Start of DATASET

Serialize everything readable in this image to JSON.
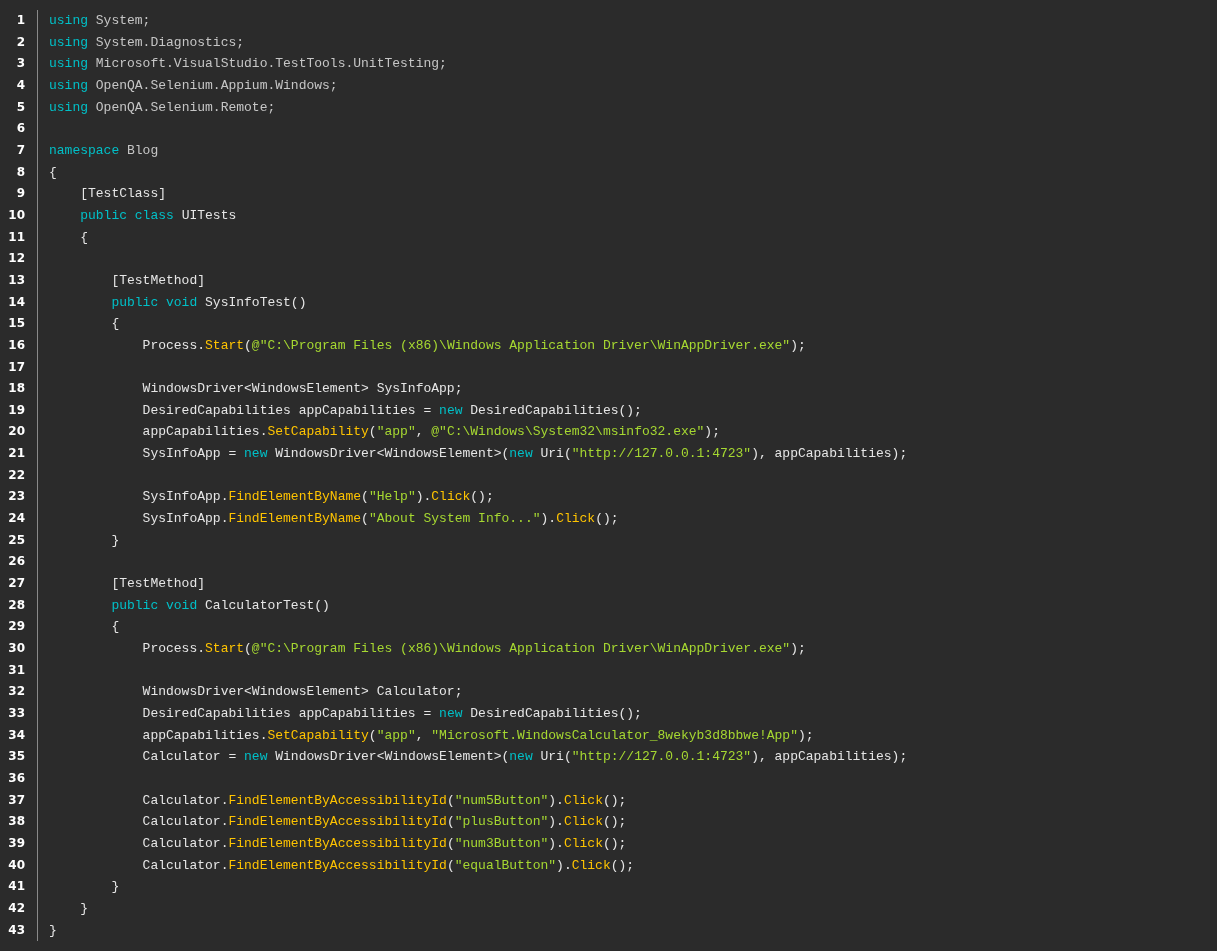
{
  "editor": {
    "lines": [
      {
        "number": "1",
        "tokens": [
          {
            "kind": "keyword",
            "text": "using"
          },
          {
            "kind": "name",
            "text": " System;"
          }
        ]
      },
      {
        "number": "2",
        "tokens": [
          {
            "kind": "keyword",
            "text": "using"
          },
          {
            "kind": "name",
            "text": " System.Diagnostics;"
          }
        ]
      },
      {
        "number": "3",
        "tokens": [
          {
            "kind": "keyword",
            "text": "using"
          },
          {
            "kind": "name",
            "text": " Microsoft.VisualStudio.TestTools.UnitTesting;"
          }
        ]
      },
      {
        "number": "4",
        "tokens": [
          {
            "kind": "keyword",
            "text": "using"
          },
          {
            "kind": "name",
            "text": " OpenQA.Selenium.Appium.Windows;"
          }
        ]
      },
      {
        "number": "5",
        "tokens": [
          {
            "kind": "keyword",
            "text": "using"
          },
          {
            "kind": "name",
            "text": " OpenQA.Selenium.Remote;"
          }
        ]
      },
      {
        "number": "6"
      },
      {
        "number": "7",
        "tokens": [
          {
            "kind": "keyword",
            "text": "namespace"
          },
          {
            "kind": "name",
            "text": " Blog"
          }
        ]
      },
      {
        "number": "8",
        "tokens": [
          {
            "kind": "text",
            "text": "{"
          }
        ]
      },
      {
        "number": "9",
        "tokens": [
          {
            "kind": "text",
            "text": "    [TestClass]"
          }
        ]
      },
      {
        "number": "10",
        "tokens": [
          {
            "kind": "keyword",
            "text": "    public class"
          },
          {
            "kind": "text",
            "text": " UITests"
          }
        ]
      },
      {
        "number": "11",
        "tokens": [
          {
            "kind": "text",
            "text": "    {"
          }
        ]
      },
      {
        "number": "12"
      },
      {
        "number": "13",
        "tokens": [
          {
            "kind": "text",
            "text": "        [TestMethod]"
          }
        ]
      },
      {
        "number": "14",
        "tokens": [
          {
            "kind": "keyword",
            "text": "        public void"
          },
          {
            "kind": "text",
            "text": " SysInfoTest()"
          }
        ]
      },
      {
        "number": "15",
        "tokens": [
          {
            "kind": "text",
            "text": "        {"
          }
        ]
      },
      {
        "number": "16",
        "tokens": [
          {
            "kind": "text",
            "text": "            Process."
          },
          {
            "kind": "method",
            "text": "Start"
          },
          {
            "kind": "text",
            "text": "("
          },
          {
            "kind": "string",
            "text": "@\"C:\\Program Files (x86)\\Windows Application Driver\\WinAppDriver.exe\""
          },
          {
            "kind": "text",
            "text": ");"
          }
        ]
      },
      {
        "number": "17"
      },
      {
        "number": "18",
        "tokens": [
          {
            "kind": "text",
            "text": "            WindowsDriver<WindowsElement> SysInfoApp;"
          }
        ]
      },
      {
        "number": "19",
        "tokens": [
          {
            "kind": "text",
            "text": "            DesiredCapabilities appCapabilities = "
          },
          {
            "kind": "keyword",
            "text": "new"
          },
          {
            "kind": "text",
            "text": " DesiredCapabilities();"
          }
        ]
      },
      {
        "number": "20",
        "tokens": [
          {
            "kind": "text",
            "text": "            appCapabilities."
          },
          {
            "kind": "method",
            "text": "SetCapability"
          },
          {
            "kind": "text",
            "text": "("
          },
          {
            "kind": "string",
            "text": "\"app\""
          },
          {
            "kind": "text",
            "text": ", "
          },
          {
            "kind": "string",
            "text": "@\"C:\\Windows\\System32\\msinfo32.exe\""
          },
          {
            "kind": "text",
            "text": ");"
          }
        ]
      },
      {
        "number": "21",
        "tokens": [
          {
            "kind": "text",
            "text": "            SysInfoApp = "
          },
          {
            "kind": "keyword",
            "text": "new"
          },
          {
            "kind": "text",
            "text": " WindowsDriver<WindowsElement>("
          },
          {
            "kind": "keyword",
            "text": "new"
          },
          {
            "kind": "text",
            "text": " Uri("
          },
          {
            "kind": "string",
            "text": "\"http://127.0.0.1:4723\""
          },
          {
            "kind": "text",
            "text": "), appCapabilities);"
          }
        ]
      },
      {
        "number": "22"
      },
      {
        "number": "23",
        "tokens": [
          {
            "kind": "text",
            "text": "            SysInfoApp."
          },
          {
            "kind": "method",
            "text": "FindElementByName"
          },
          {
            "kind": "text",
            "text": "("
          },
          {
            "kind": "string",
            "text": "\"Help\""
          },
          {
            "kind": "text",
            "text": ")."
          },
          {
            "kind": "method",
            "text": "Click"
          },
          {
            "kind": "text",
            "text": "();"
          }
        ]
      },
      {
        "number": "24",
        "tokens": [
          {
            "kind": "text",
            "text": "            SysInfoApp."
          },
          {
            "kind": "method",
            "text": "FindElementByName"
          },
          {
            "kind": "text",
            "text": "("
          },
          {
            "kind": "string",
            "text": "\"About System Info...\""
          },
          {
            "kind": "text",
            "text": ")."
          },
          {
            "kind": "method",
            "text": "Click"
          },
          {
            "kind": "text",
            "text": "();"
          }
        ]
      },
      {
        "number": "25",
        "tokens": [
          {
            "kind": "text",
            "text": "        }"
          }
        ]
      },
      {
        "number": "26"
      },
      {
        "number": "27",
        "tokens": [
          {
            "kind": "text",
            "text": "        [TestMethod]"
          }
        ]
      },
      {
        "number": "28",
        "tokens": [
          {
            "kind": "keyword",
            "text": "        public void"
          },
          {
            "kind": "text",
            "text": " CalculatorTest()"
          }
        ]
      },
      {
        "number": "29",
        "tokens": [
          {
            "kind": "text",
            "text": "        {"
          }
        ]
      },
      {
        "number": "30",
        "tokens": [
          {
            "kind": "text",
            "text": "            Process."
          },
          {
            "kind": "method",
            "text": "Start"
          },
          {
            "kind": "text",
            "text": "("
          },
          {
            "kind": "string",
            "text": "@\"C:\\Program Files (x86)\\Windows Application Driver\\WinAppDriver.exe\""
          },
          {
            "kind": "text",
            "text": ");"
          }
        ]
      },
      {
        "number": "31"
      },
      {
        "number": "32",
        "tokens": [
          {
            "kind": "text",
            "text": "            WindowsDriver<WindowsElement> Calculator;"
          }
        ]
      },
      {
        "number": "33",
        "tokens": [
          {
            "kind": "text",
            "text": "            DesiredCapabilities appCapabilities = "
          },
          {
            "kind": "keyword",
            "text": "new"
          },
          {
            "kind": "text",
            "text": " DesiredCapabilities();"
          }
        ]
      },
      {
        "number": "34",
        "tokens": [
          {
            "kind": "text",
            "text": "            appCapabilities."
          },
          {
            "kind": "method",
            "text": "SetCapability"
          },
          {
            "kind": "text",
            "text": "("
          },
          {
            "kind": "string",
            "text": "\"app\""
          },
          {
            "kind": "text",
            "text": ", "
          },
          {
            "kind": "string",
            "text": "\"Microsoft.WindowsCalculator_8wekyb3d8bbwe!App\""
          },
          {
            "kind": "text",
            "text": ");"
          }
        ]
      },
      {
        "number": "35",
        "tokens": [
          {
            "kind": "text",
            "text": "            Calculator = "
          },
          {
            "kind": "keyword",
            "text": "new"
          },
          {
            "kind": "text",
            "text": " WindowsDriver<WindowsElement>("
          },
          {
            "kind": "keyword",
            "text": "new"
          },
          {
            "kind": "text",
            "text": " Uri("
          },
          {
            "kind": "string",
            "text": "\"http://127.0.0.1:4723\""
          },
          {
            "kind": "text",
            "text": "), appCapabilities);"
          }
        ]
      },
      {
        "number": "36"
      },
      {
        "number": "37",
        "tokens": [
          {
            "kind": "text",
            "text": "            Calculator."
          },
          {
            "kind": "method",
            "text": "FindElementByAccessibilityId"
          },
          {
            "kind": "text",
            "text": "("
          },
          {
            "kind": "string",
            "text": "\"num5Button\""
          },
          {
            "kind": "text",
            "text": ")."
          },
          {
            "kind": "method",
            "text": "Click"
          },
          {
            "kind": "text",
            "text": "();"
          }
        ]
      },
      {
        "number": "38",
        "tokens": [
          {
            "kind": "text",
            "text": "            Calculator."
          },
          {
            "kind": "method",
            "text": "FindElementByAccessibilityId"
          },
          {
            "kind": "text",
            "text": "("
          },
          {
            "kind": "string",
            "text": "\"plusButton\""
          },
          {
            "kind": "text",
            "text": ")."
          },
          {
            "kind": "method",
            "text": "Click"
          },
          {
            "kind": "text",
            "text": "();"
          }
        ]
      },
      {
        "number": "39",
        "tokens": [
          {
            "kind": "text",
            "text": "            Calculator."
          },
          {
            "kind": "method",
            "text": "FindElementByAccessibilityId"
          },
          {
            "kind": "text",
            "text": "("
          },
          {
            "kind": "string",
            "text": "\"num3Button\""
          },
          {
            "kind": "text",
            "text": ")."
          },
          {
            "kind": "method",
            "text": "Click"
          },
          {
            "kind": "text",
            "text": "();"
          }
        ]
      },
      {
        "number": "40",
        "tokens": [
          {
            "kind": "text",
            "text": "            Calculator."
          },
          {
            "kind": "method",
            "text": "FindElementByAccessibilityId"
          },
          {
            "kind": "text",
            "text": "("
          },
          {
            "kind": "string",
            "text": "\"equalButton\""
          },
          {
            "kind": "text",
            "text": ")."
          },
          {
            "kind": "method",
            "text": "Click"
          },
          {
            "kind": "text",
            "text": "();"
          }
        ]
      },
      {
        "number": "41",
        "tokens": [
          {
            "kind": "text",
            "text": "        }"
          }
        ]
      },
      {
        "number": "42",
        "tokens": [
          {
            "kind": "text",
            "text": "    }"
          }
        ]
      },
      {
        "number": "43",
        "tokens": [
          {
            "kind": "text",
            "text": "}"
          }
        ]
      }
    ]
  }
}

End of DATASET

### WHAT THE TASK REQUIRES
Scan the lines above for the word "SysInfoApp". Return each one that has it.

### EXPECTED OUTPUT
            "text": "            WindowsDriver<WindowsElement> SysInfoApp;"
            "text": "            SysInfoApp = "
            "text": "            SysInfoApp."
            "text": "            SysInfoApp."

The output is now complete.